Gaining a Competitive Advantage Through Purpose, Commitment & Engagement

At JDS Consulting Group the best way to predict your future is to create it – together.

Gaining a Competitive Advantage through Purpose, Commitment & Engagement

In the best-selling book, Good to Great (G2G), Jim Collins identifies the driving force that encompasses his transformation system as the “Flywheel,” which results from positive organizational momentum.  For organizations that fail to follow the transformation system, the driving force then becomes the “Doom Loop,” which results from negative organizational momentum.


In either case momentum is generated by an organization’s actions and decision making process.


In last week’s post I detailed our company’s Purpose Driven Integrated System (PDIS), along with the importance of following the system.  PDIS is a transformation system as well, but the entire gestalt of the PDIS process is driven by purpose, rather than mission or strategy, which is often the misguided direction of the G2G comparison companies, who end up in the Doom Loop.

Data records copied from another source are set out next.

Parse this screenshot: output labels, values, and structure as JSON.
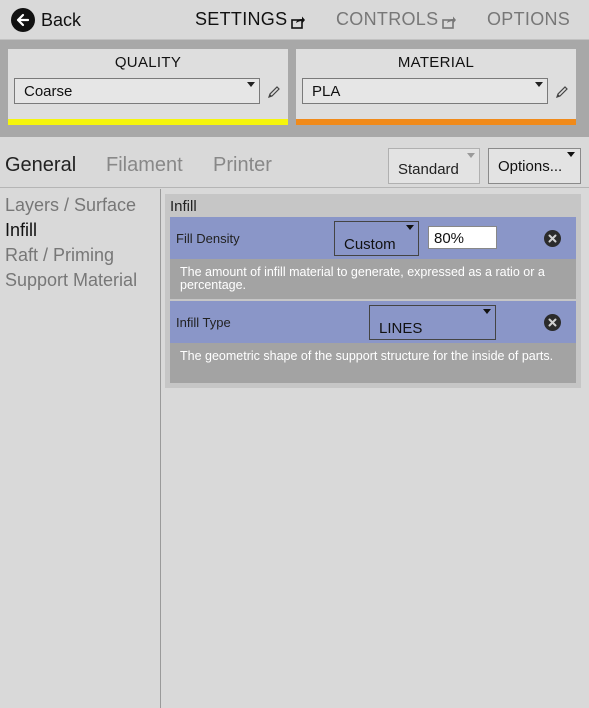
{
  "nav": {
    "back_label": "Back",
    "settings_label": "SETTINGS",
    "controls_label": "CONTROLS",
    "options_label": "OPTIONS",
    "back_icon": "arrow-left-circle-icon",
    "external_icon": "external-link-icon"
  },
  "profiles": {
    "quality": {
      "title": "QUALITY",
      "value": "Coarse",
      "bar_color": "#f5f50c"
    },
    "material": {
      "title": "MATERIAL",
      "value": "PLA",
      "bar_color": "#f08a1a"
    },
    "edit_icon": "pencil-icon"
  },
  "tabs": {
    "general": "General",
    "filament": "Filament",
    "printer": "Printer",
    "mode_value": "Standard",
    "options_label": "Options..."
  },
  "sidebar": {
    "items": [
      {
        "label": "Layers / Surface",
        "active": false
      },
      {
        "label": "Infill",
        "active": true
      },
      {
        "label": "Raft / Priming",
        "active": false
      },
      {
        "label": "Support Material",
        "active": false
      }
    ]
  },
  "section": {
    "title": "Infill",
    "settings": [
      {
        "label": "Fill Density",
        "mode": "Custom",
        "value": "80%",
        "description": "The amount of infill material to generate, expressed as a ratio or a percentage."
      },
      {
        "label": "Infill Type",
        "mode": "LINES",
        "description": "The geometric shape of the support structure for the inside of parts."
      }
    ]
  },
  "colors": {
    "row_background": "#8a96c8",
    "description_background": "#a3a3a3",
    "panel_background": "#a8a8a8"
  }
}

Further analysis points out that positive momentum will “serve to energize and earn the investment and loyalty of the staff.”  In turn, this “revitalizes the team and serves to build further momentum”.  What we are really talking about here is how team member commitment and engagement offers a competitive advantage by nurturing the incremental touchpoints of customer attraction, satisfaction and advocacy.  Ultimately the goal is to meet or hopefully exceed customer expectation. This is accomplished by delivering an exceptional “customer experience”.

Customer experience is the relationship of how a company’s product or service is delivered and ultimately received by a customer, as it compares to their expectation. So in summation, the way to achieve a great customer experience is through committed and engaged team members who are rooted in a purpose driven “hospitality culture”.

Mary E. Dawson and JeAnna Abbott, “Hospitality Culture

and Climate: Keys to Retaining Hospitality Employees and

Creating Competitive Advantage” (August 1, 2009).


Numerous studies (detailed in Dawson and Abbot’s article) within the hospitality industry (primarily food & beverage, lodging and travel & tourism), have identified that an [employee-centric] hospitality climate and culture fosters team member commitment and engagement. In this case, hospitality refers to the manner in which company’s products or services are being delivered rather than the product or service (or industry) itself.

Climate is defined as the team member’s belief about the working conditions of an organization (Duebe, Enz, Renaghan, Siguaw, 2000).  Team members prefer an organization that offers pleasant and rewarding experiences (King 1999), along with opportunities to grow, employs competent and knowledgeable co-workers, and allow team members to be involved in decision-making.

Culture is most often created by the organizations founder and is recognized and influenced by the organizations leadership and team members. Truett Cathy, late founder of Chick-fil-A, believes that the most important part of a business is its people.  He went on to say “Two things set our people apart: We’re happy to be here and we have the spirit of a servant.”

Facilitating the integration of a hospitality climate and culture that fosters team member commitment and engagement is best achieved through a Strategic Human Resources Management (SHRM) process.  SHRM is geared toward developing strategic approaches to integrate an organization’s plans to build business, whereas traditional HR management is more administrative in nature.  While there are several approaches that a SHRM process can take, each is more integrated and pro-active in supporting business growth and sustainability.


So, if all of these positive results are achieved through a high level of team member commitment and engagement doesn’t it make sense to implement strategies that cultivate team member commitment and engagement in your company?

At JDS Consulting Group the best way to predict your future is to create it – together.